It seems pretty basic, right? After four years of collegiate running, one should have a solid enough understanding of the fitness process to develop a loose training schedule for running. But there are far more complexities to coaching than I expected. After six months of training on my own, I began to seriously question if I had any idea what I was doing.
The most important, and beneficial, thing for me to realize was that the answer to my question was simply: no. I didn’t know exactly what I was doing, and I wasn’t a substitute for an experienced running coach. At the same time, I realized that not having all the answers is okay. Finding success as an athlete is not based on some mathematical equation. There are so many controllable and uncontrollable factors impacting every aspect of your fitness. I began to understand that having a healthy appreciation for my own limitations helps me focus on continuing to be a student of the sport, to keep learning and growing as I go.
The second thing I realized was that not having a strict regimen and plan could operate as a blessing in disguise. For years, I had functioned on a specific schedule: three easy runs per week, two workouts, one long run and two strength-training sessions. The schedule dictated my days like clockwork and didn’t offer much flexibility. When I’m the one deciding on races or workouts, I can take other things into account. I ask myself things like, “Am I rested?,” “Do I have any aches or pains?,” and (most importantly), “Will this be enjoyable?”

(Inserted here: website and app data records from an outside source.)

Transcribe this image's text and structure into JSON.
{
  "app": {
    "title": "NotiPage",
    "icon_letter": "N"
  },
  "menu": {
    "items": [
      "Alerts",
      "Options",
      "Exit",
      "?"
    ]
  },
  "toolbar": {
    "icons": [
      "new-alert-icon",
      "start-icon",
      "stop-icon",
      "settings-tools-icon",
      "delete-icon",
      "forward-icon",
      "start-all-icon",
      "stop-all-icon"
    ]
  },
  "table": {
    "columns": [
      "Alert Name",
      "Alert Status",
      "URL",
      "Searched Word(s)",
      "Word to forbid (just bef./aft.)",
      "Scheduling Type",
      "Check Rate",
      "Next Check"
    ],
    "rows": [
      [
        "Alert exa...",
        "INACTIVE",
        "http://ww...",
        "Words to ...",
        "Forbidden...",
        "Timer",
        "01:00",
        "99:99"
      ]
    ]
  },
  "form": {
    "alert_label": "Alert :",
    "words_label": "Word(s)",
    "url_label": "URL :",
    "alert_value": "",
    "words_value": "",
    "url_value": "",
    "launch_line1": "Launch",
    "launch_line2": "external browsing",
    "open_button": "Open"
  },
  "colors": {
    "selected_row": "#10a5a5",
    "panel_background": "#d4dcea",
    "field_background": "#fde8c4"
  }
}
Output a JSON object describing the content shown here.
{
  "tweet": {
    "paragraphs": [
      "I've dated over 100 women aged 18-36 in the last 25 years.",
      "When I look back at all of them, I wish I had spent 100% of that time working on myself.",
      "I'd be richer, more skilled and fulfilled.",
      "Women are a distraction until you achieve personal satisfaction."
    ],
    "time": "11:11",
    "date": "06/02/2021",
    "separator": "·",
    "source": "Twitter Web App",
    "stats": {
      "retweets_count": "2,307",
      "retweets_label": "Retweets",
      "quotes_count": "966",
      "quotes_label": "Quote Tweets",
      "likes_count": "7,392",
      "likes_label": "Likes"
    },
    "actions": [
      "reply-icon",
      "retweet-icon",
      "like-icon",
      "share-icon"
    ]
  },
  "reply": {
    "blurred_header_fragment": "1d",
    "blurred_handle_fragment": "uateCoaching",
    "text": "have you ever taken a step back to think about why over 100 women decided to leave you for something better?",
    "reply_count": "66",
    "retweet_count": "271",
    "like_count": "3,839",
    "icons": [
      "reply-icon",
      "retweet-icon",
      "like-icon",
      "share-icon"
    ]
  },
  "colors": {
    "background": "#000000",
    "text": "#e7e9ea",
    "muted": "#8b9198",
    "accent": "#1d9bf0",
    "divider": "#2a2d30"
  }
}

The flexibility that comes with being your own coach is one reason that my passion for running has only grown since leaving collegiate athletics. What’s more, the relaxed approach is both sustainable and beneficial. My fitness level has increased and I’m enjoying new experiences, trying new races and working out just for fun.
It’s often said that in order to lead others well, you need to first be able to lead yourself. I wholeheartedly believe that, and running is no exception to the rule. When you’re training for a race and you don’t have anyone but yourself to answer to, there’s a lot less accountability. As an athlete, self-training requires you to be diligent, humble and honest. The responsibility is on you. Even if you share the load with a training partner or take tips from the pros, no one else will be lacing up your shoes before an early morning long run. They won’t be able to track your physical progress with the same understanding that you can. Ultimately, you’re it.

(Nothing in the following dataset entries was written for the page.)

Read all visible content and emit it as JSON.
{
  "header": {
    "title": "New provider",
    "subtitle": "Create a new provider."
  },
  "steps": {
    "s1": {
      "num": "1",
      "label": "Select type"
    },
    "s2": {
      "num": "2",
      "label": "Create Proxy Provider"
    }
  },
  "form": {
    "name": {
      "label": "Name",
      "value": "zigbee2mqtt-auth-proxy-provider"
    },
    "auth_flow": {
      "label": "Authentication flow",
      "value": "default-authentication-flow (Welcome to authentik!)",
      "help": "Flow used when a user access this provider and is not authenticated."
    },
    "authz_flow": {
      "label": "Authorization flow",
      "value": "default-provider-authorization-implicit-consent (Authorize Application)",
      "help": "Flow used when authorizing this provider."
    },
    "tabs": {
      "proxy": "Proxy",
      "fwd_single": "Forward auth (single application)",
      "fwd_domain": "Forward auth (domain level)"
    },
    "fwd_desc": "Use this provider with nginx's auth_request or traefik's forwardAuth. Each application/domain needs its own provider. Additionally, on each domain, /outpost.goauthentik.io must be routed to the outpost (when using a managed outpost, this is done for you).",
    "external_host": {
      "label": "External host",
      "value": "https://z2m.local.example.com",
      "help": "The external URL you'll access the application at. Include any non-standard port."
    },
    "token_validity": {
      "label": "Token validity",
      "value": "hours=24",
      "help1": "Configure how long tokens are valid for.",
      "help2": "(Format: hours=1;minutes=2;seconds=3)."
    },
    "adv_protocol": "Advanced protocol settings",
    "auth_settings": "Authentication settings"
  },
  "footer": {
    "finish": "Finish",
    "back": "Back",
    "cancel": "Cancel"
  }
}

Even so, that reality is something I fear less than ever. It can be intimidating—but only if you let it. The key to coaching yourself successfully truly does come down to the reminder that running should be fun. If it ever stops being fun, then you’ve done something wrong. With that in mind, the actual workouts and training become a learning ground, a chance to gain physical and mental experience in two areas: coaching and running.

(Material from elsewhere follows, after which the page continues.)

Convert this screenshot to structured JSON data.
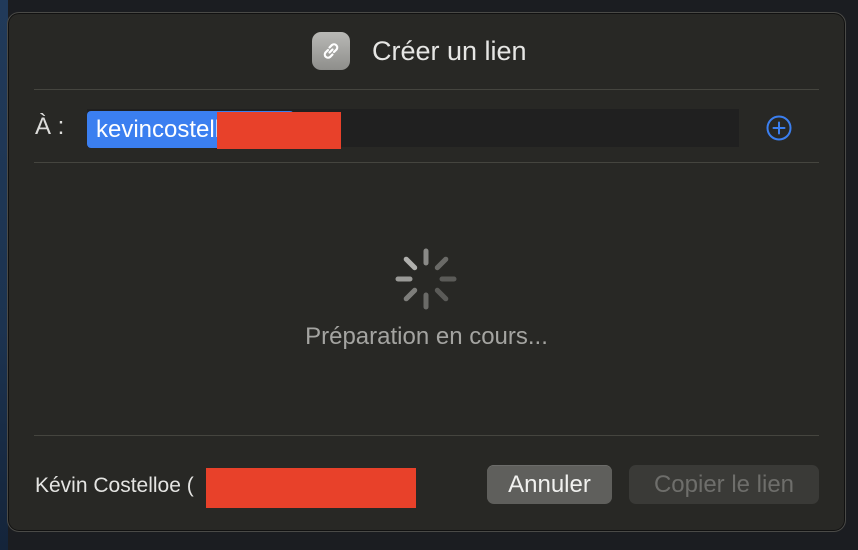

I’d bet many professional running coaches would say they don’t feel like an expert yet. Few people do. But if you’re coaching yourself with a focus on humility, honesty and fun, you’re laying the groundwork for a great running career, however far you decide to take it.